*Dataset rows for apps and sites*
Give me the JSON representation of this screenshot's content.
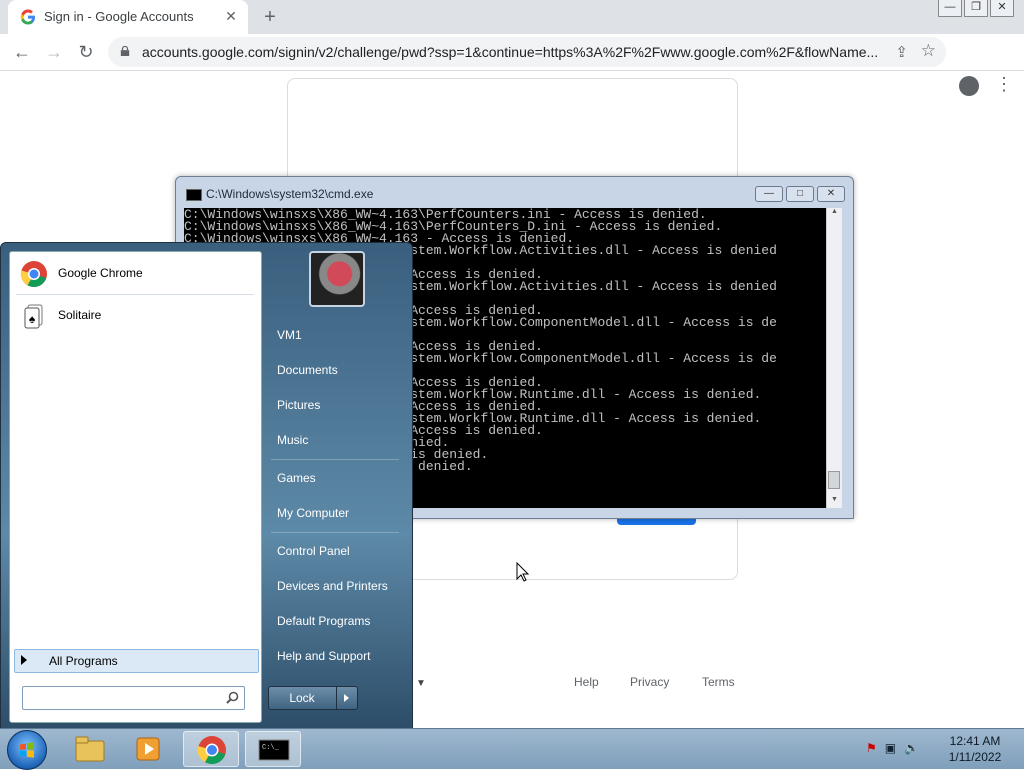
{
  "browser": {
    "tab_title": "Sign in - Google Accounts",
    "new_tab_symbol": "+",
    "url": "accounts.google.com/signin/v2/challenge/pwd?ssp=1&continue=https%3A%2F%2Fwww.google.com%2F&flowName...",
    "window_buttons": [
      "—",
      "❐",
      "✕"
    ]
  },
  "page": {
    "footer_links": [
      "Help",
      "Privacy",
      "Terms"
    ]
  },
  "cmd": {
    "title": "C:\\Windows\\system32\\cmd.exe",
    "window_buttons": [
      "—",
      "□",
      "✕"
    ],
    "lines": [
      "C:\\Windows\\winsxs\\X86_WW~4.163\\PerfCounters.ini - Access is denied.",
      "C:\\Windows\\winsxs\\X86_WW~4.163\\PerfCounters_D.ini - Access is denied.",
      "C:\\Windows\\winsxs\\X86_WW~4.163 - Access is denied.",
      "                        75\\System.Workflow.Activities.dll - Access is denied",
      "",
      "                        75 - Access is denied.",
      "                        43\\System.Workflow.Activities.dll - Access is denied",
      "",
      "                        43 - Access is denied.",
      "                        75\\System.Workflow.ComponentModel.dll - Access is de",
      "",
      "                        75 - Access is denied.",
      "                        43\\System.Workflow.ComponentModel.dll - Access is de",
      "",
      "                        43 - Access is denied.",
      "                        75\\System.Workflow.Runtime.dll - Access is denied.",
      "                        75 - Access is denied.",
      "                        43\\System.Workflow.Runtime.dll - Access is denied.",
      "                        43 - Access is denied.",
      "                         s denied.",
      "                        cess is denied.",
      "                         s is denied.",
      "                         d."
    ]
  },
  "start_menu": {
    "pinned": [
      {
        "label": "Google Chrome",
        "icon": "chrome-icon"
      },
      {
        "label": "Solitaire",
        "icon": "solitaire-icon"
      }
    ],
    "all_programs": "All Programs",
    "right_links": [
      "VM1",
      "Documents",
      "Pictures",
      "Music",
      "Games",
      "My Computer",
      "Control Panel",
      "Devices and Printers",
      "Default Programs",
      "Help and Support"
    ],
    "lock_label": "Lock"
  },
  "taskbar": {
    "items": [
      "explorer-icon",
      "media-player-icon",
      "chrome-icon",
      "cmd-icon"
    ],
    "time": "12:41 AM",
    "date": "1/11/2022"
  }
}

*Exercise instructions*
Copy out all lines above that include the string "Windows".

*Exercise answer*
    "title": "C:\\Windows\\system32\\cmd.exe",
      "C:\\Windows\\winsxs\\X86_WW~4.163\\PerfCounters.ini - Access is denied.",
      "C:\\Windows\\winsxs\\X86_WW~4.163\\PerfCounters_D.ini - Access is denied.",
      "C:\\Windows\\winsxs\\X86_WW~4.163 - Access is denied.",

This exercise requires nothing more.